Elena Vedernikova
Institute of Estonian and General Linguistics, University of Tartu

Current research is about ethnolinguistic vitality of Mari, a Finno-Ugric minority of Russia (total number is around 550, 000). Mari is a slowly decreasing ethnic group (around 3% every 25 year), mainly due to linguistic and ethnic assimilation (Ehala&Vedernikova 2015). The concept of ethnolinguistic vitality was defined as "that which makes a group likely to behave as a distinctive and active collective entity in intergroup situations” (Giles et al 1977) and involved such disciplines as social psychology, sociology and linguistics. For last 30 years the theory of vitality was refined significantly, having extended significantly its interdiscipliniarity.

There are numerous research works concerning various aspects of historical, linguistic, and cultural development of Maris. Based on the descriptive knowledge, some authors make attempts to assess the strength of Mari people in the Russian society but they lack empirical basis for which the the question "How vital is Mari people in Russian society?" had been left unanswered. Meanwhile, if to take into account the social and political situation in Mari El (autonomous republic), this issue is vital for Maris themselves.
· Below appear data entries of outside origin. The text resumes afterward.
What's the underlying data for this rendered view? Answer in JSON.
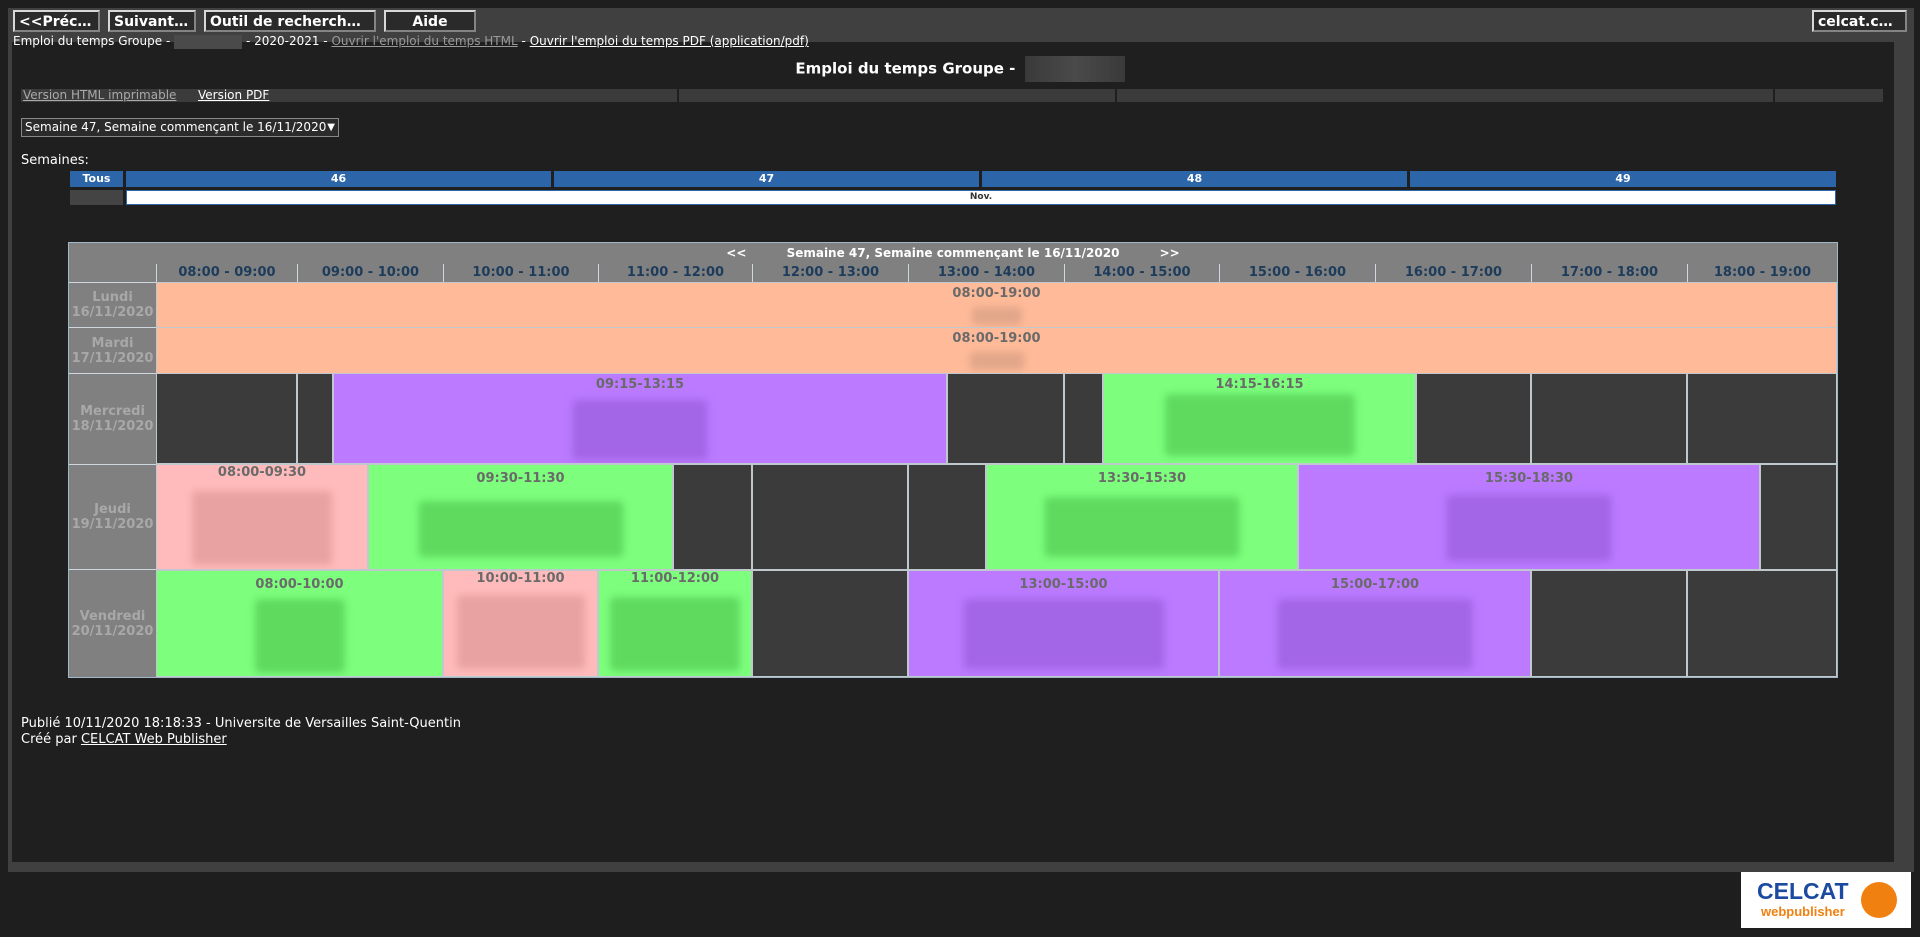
{
  "toolbar": {
    "prev": "<<Précéd...",
    "next": "Suivant>>",
    "search": "Outil de recherche d'e...",
    "help": "Aide",
    "site": "celcat.com"
  },
  "breadcrumb": {
    "prefix": "Emploi du temps Groupe -",
    "year": "- 2020-2021 -",
    "html_link": "Ouvrir l'emploi du temps HTML",
    "sep": "-",
    "pdf_link": "Ouvrir l'emploi du temps PDF (application/pdf)"
  },
  "page_title": "Emploi du temps Groupe -",
  "subnav": {
    "printable": "Version HTML imprimable",
    "pdf": "Version PDF"
  },
  "week_select": {
    "value": "Semaine 47, Semaine commençant le 16/11/2020"
  },
  "weeks": {
    "label": "Semaines:",
    "all": "Tous",
    "items": [
      "46",
      "47",
      "48",
      "49"
    ],
    "month": "Nov."
  },
  "timetable": {
    "prev": "<<",
    "title": "Semaine 47, Semaine commençant le 16/11/2020",
    "next": ">>",
    "time_columns": [
      "08:00 - 09:00",
      "09:00 - 10:00",
      "10:00 - 11:00",
      "11:00 - 12:00",
      "12:00 - 13:00",
      "13:00 - 14:00",
      "14:00 - 15:00",
      "15:00 - 16:00",
      "16:00 - 17:00",
      "17:00 - 18:00",
      "18:00 - 19:00"
    ],
    "days": [
      {
        "name": "Lundi",
        "date": "16/11/2020"
      },
      {
        "name": "Mardi",
        "date": "17/11/2020"
      },
      {
        "name": "Mercredi",
        "date": "18/11/2020"
      },
      {
        "name": "Jeudi",
        "date": "19/11/2020"
      },
      {
        "name": "Vendredi",
        "date": "20/11/2020"
      }
    ],
    "events": {
      "lun": "08:00-19:00",
      "mar": "08:00-19:00",
      "mer1": "09:15-13:15",
      "mer2": "14:15-16:15",
      "jeu1": "08:00-09:30",
      "jeu2": "09:30-11:30",
      "jeu3": "13:30-15:30",
      "jeu4": "15:30-18:30",
      "ven1": "08:00-10:00",
      "ven2": "10:00-11:00",
      "ven3": "11:00-12:00",
      "ven4": "13:00-15:00",
      "ven5": "15:00-17:00"
    },
    "colors": {
      "orange": "#ffbb99",
      "purple": "#bb7aff",
      "green": "#7dff7d",
      "pink": "#ffbbbb"
    }
  },
  "footer": {
    "published": "Publié 10/11/2020 18:18:33 - Universite de Versailles Saint-Quentin",
    "created_prefix": "Créé par",
    "created_link": "CELCAT Web Publisher"
  },
  "logo": {
    "line1": "CELCAT",
    "line2": "webpublisher"
  }
}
The research is based on the ethnolinguistic vitality theory of Martin Ehala (2010), whose mathematical model allows to calculate the vitality and answer the question "What is the vitality of Maris?" The main components of the given model are: 1) the perceived strength differential PSD; 2) perceived intergroup discordance (D); 3) perceived intergroup distance (R); and 4) the level of utilitarianism (U). In collecting the data, survey questionnaire of ethnolinguistic vitality (Ehala 2009) was used. It included 60 questions using Likert scales. The results of the quantitative study were deepened by qualitative analysis (interviews) of public discourse in Mari El with focus group interviews.
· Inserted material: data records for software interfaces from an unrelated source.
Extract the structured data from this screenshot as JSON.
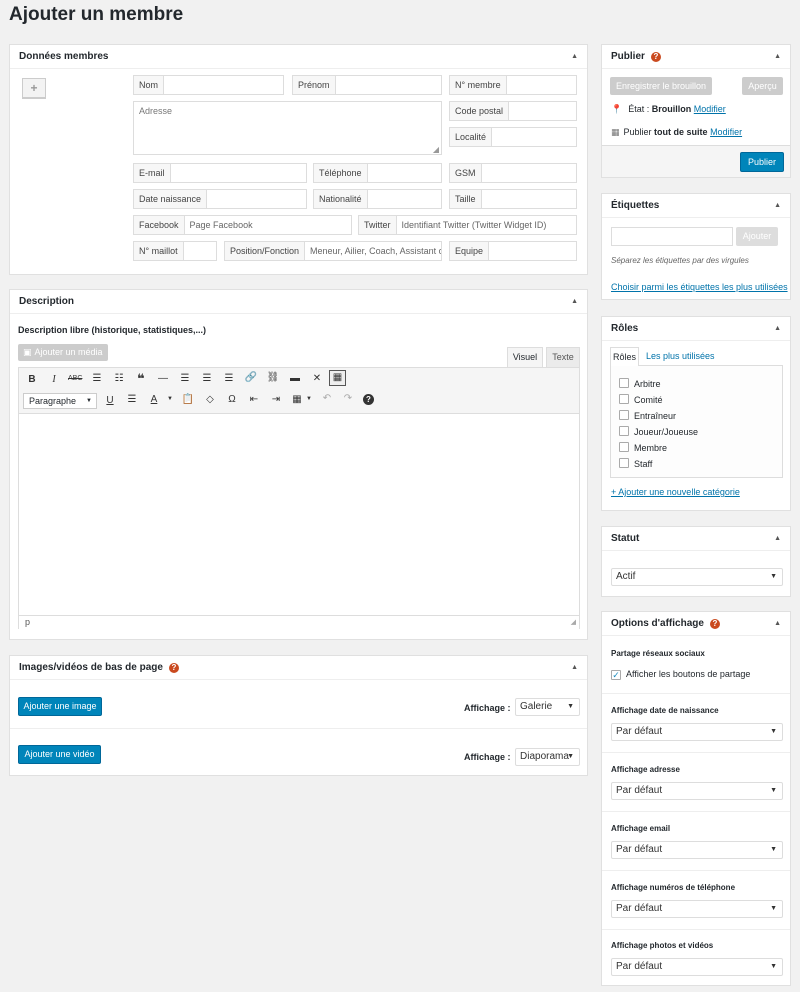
{
  "page": {
    "title": "Ajouter un membre"
  },
  "member": {
    "header": "Données membres",
    "add_symbol": "+",
    "fields": {
      "nom": "Nom",
      "prenom": "Prénom",
      "numero": "N° membre",
      "adresse": "Adresse",
      "code_postal": "Code postal",
      "localite": "Localité",
      "email": "E-mail",
      "telephone": "Téléphone",
      "gsm": "GSM",
      "date_naissance": "Date naissance",
      "nationalite": "Nationalité",
      "taille": "Taille",
      "facebook": "Facebook",
      "facebook_ph": "Page Facebook",
      "twitter": "Twitter",
      "twitter_ph": "Identifiant Twitter (Twitter Widget ID)",
      "maillot": "N° maillot",
      "position": "Position/Fonction",
      "position_ph": "Meneur, Ailier, Coach, Assistant co",
      "equipe": "Equipe"
    }
  },
  "description": {
    "header": "Description",
    "label": "Description libre (historique, statistiques,...)",
    "add_media": "Ajouter un média",
    "tab_visuel": "Visuel",
    "tab_texte": "Texte",
    "format": "Paragraphe",
    "status": "p"
  },
  "media": {
    "header": "Images/vidéos de bas de page",
    "add_image": "Ajouter une image",
    "add_video": "Ajouter une vidéo",
    "affichage": "Affichage :",
    "image_value": "Galerie",
    "video_value": "Diaporama"
  },
  "publish": {
    "header": "Publier",
    "save_draft": "Enregistrer le brouillon",
    "preview": "Aperçu",
    "state_label": "État :",
    "state_value": "Brouillon",
    "modify": "Modifier",
    "publish_label": "Publier",
    "publish_when": "tout de suite",
    "publish_btn": "Publier"
  },
  "tags": {
    "header": "Étiquettes",
    "add": "Ajouter",
    "hint": "Séparez les étiquettes par des virgules",
    "choose": "Choisir parmi les étiquettes les plus utilisées"
  },
  "roles": {
    "header": "Rôles",
    "tab_all": "Rôles",
    "tab_popular": "Les plus utilisées",
    "items": [
      "Arbitre",
      "Comité",
      "Entraîneur",
      "Joueur/Joueuse",
      "Membre",
      "Staff"
    ],
    "add_new": "+ Ajouter une nouvelle catégorie"
  },
  "statut": {
    "header": "Statut",
    "value": "Actif"
  },
  "display": {
    "header": "Options d'affichage",
    "social_label": "Partage réseaux sociaux",
    "social_cb": "Afficher les boutons de partage",
    "default": "Par défaut",
    "birth": "Affichage date de naissance",
    "address": "Affichage adresse",
    "email": "Affichage email",
    "phones": "Affichage numéros de téléphone",
    "photos": "Affichage photos et vidéos"
  },
  "colors": {
    "accent": "#0085ba",
    "help": "#ca4a1f",
    "link": "#0073aa"
  }
}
The whole data was collected during three fieldworks in 2013-2014 (Mari El, Russia), and processed by SPSS statistical package (14.0 version).

As according to Austin and Sallback (2010), 50-90% of current distinct languages will become extinct by the 2100, then the issue of preservation of multilingualism and multiculturalism of the world becomes more essential. There are numerous language revitalization projects all over the world, and one of the goals of scientific community is to assist their activities by exploration of vitality of an ethnic group in order to elaborate a high-efficient revitalization program. The case of Mari can be a good example for conducting a similar research of other minorities both in Russia and outside of it.
References

Austin, Peter K; Sallabank, Julia. 2011. Introduction. In Cambridge Handbook of Endangered Languages. Cambridge University Press.
Ehala, Martin. 2009. An evaluation matrix for ethno-linguistic vitality. In S. Pertot, T. Priestly and C. Williams (eds.), Rights, Promotion and Integration Issues for Minority Languages in Europe. Palgrave Macmillan.
Ehala, Martin. 2010. Refining the notion of ethnolinguistic vitality. International journal of multilingualism.
Ehala, M. Vedernikova, E. 2015. Subjective vitality and patterns of acculturation: four cases. Journal of Multilingual and Multicultural Development.
Giles, Howard, Bourhis, Richard, Taylor, Donald. 1977. Towards a theory language in ethnic group relations. – Language, ethnicity and intergroup relations. London: Academic Press.